Thanks for the input. I did have one out of the two h-bridges working without the capacitor and that reason sort of make me feel like it's something I am just overlooking. Next thing i'll do is add the cap though. Thanks

Definitely add the capacitor. 470uF is an absolute minimum and if your motors have low inductance them you might well want a bigger value. Lack of the capacitor in conjunction with inductive spikes from the motor (at 500Hz with Arduino PWM) could easily have damaged several things.

It sounds like you've blown up one of the output transistors - I suggest putting them in a transistor tester and making sure nothing has a collector/emitter short. Worst case, you need to replace about $3 of silicon, but try to figure out why it blew up or it will happen again.

PS opto-isolators between your Arduino and motor driver are a very good idea. They're very cheap and will save you from blowing up a $10+ microcontroller and/or all the expensive stuff it might be connected to (your PC?).
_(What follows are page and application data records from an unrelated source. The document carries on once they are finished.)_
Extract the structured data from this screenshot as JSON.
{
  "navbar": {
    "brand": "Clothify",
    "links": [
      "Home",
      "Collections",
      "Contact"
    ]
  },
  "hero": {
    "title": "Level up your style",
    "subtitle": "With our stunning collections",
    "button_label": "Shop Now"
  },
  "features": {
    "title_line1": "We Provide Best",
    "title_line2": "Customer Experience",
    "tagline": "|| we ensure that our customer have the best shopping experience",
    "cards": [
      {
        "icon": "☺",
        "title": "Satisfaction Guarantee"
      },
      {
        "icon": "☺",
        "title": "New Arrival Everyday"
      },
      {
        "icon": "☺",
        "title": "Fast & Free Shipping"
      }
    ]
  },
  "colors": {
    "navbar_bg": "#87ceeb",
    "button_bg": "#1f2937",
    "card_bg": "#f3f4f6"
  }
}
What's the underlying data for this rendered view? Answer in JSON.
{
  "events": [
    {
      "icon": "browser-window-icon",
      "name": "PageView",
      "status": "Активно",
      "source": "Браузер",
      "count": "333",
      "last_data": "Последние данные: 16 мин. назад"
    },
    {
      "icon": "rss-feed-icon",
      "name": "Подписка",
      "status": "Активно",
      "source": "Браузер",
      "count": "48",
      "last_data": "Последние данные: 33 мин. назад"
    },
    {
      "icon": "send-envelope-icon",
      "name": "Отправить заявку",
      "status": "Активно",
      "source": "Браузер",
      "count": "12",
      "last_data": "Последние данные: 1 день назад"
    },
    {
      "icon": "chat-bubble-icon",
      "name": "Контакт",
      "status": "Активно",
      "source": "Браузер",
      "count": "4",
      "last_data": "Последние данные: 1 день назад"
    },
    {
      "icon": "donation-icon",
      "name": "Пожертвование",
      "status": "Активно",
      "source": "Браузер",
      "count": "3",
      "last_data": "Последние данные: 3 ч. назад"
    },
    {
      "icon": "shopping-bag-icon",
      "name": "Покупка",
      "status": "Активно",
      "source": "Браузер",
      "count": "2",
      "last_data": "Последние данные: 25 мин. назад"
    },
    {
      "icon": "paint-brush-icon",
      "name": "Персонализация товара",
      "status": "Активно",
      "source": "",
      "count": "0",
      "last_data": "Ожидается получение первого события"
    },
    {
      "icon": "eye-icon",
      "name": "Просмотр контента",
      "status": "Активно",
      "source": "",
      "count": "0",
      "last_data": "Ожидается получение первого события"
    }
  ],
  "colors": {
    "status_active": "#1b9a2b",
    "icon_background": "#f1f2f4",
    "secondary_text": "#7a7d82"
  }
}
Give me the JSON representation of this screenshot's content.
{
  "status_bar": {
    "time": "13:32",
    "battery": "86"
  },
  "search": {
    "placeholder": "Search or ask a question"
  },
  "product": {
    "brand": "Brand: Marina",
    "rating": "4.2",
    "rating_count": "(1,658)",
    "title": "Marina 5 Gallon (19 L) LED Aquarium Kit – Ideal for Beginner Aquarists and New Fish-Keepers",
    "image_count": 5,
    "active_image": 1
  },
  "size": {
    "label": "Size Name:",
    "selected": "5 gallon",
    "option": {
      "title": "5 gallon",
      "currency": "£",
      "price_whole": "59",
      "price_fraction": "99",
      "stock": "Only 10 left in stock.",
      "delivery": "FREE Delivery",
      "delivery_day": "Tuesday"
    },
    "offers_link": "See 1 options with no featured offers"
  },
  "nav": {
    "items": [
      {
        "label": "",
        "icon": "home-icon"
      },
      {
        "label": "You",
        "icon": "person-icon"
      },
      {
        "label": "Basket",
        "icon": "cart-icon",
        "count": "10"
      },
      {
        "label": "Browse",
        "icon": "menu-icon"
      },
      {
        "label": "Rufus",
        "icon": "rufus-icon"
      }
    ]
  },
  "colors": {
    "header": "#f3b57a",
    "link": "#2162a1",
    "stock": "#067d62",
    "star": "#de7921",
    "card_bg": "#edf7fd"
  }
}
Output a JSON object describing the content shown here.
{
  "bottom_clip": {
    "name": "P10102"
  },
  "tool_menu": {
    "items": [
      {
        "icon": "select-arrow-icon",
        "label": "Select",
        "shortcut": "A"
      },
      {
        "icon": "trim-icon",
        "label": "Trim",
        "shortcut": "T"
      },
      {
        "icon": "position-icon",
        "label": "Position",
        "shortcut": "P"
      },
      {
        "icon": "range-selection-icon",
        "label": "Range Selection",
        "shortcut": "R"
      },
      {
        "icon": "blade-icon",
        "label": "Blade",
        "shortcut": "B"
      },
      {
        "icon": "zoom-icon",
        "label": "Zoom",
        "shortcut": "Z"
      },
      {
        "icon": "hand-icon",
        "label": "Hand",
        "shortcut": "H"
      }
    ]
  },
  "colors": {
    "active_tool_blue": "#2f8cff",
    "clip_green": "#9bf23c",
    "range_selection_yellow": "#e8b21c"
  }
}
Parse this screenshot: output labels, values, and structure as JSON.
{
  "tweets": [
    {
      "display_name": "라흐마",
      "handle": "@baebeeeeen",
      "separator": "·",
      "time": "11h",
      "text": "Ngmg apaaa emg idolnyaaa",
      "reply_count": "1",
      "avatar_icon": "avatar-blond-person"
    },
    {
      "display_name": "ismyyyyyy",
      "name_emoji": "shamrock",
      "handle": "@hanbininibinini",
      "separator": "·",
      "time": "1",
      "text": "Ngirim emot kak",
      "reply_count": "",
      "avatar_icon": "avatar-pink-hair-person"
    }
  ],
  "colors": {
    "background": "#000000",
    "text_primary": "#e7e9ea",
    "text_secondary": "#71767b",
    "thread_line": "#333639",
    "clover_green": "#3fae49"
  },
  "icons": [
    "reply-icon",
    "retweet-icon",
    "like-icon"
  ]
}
I see you've met our troll.

You said you applied 5V to the input. You must realize you must apply voltages to BOTH the INA and INB nodes. When INA is 5V, INB must be 0V. When INB is 5V, INA must be 0V. Complementary voltages must be applied to the inputs to get complementary voltages at the outputs. This is how an H-bridge works. It allows the differential output voltage to swing from +12V to -12V so the motor can go from forward to reverse. You will need to have a circuit to convert your single ended input voltage signal to a differential voltage signal to drive the input of the H-bridge.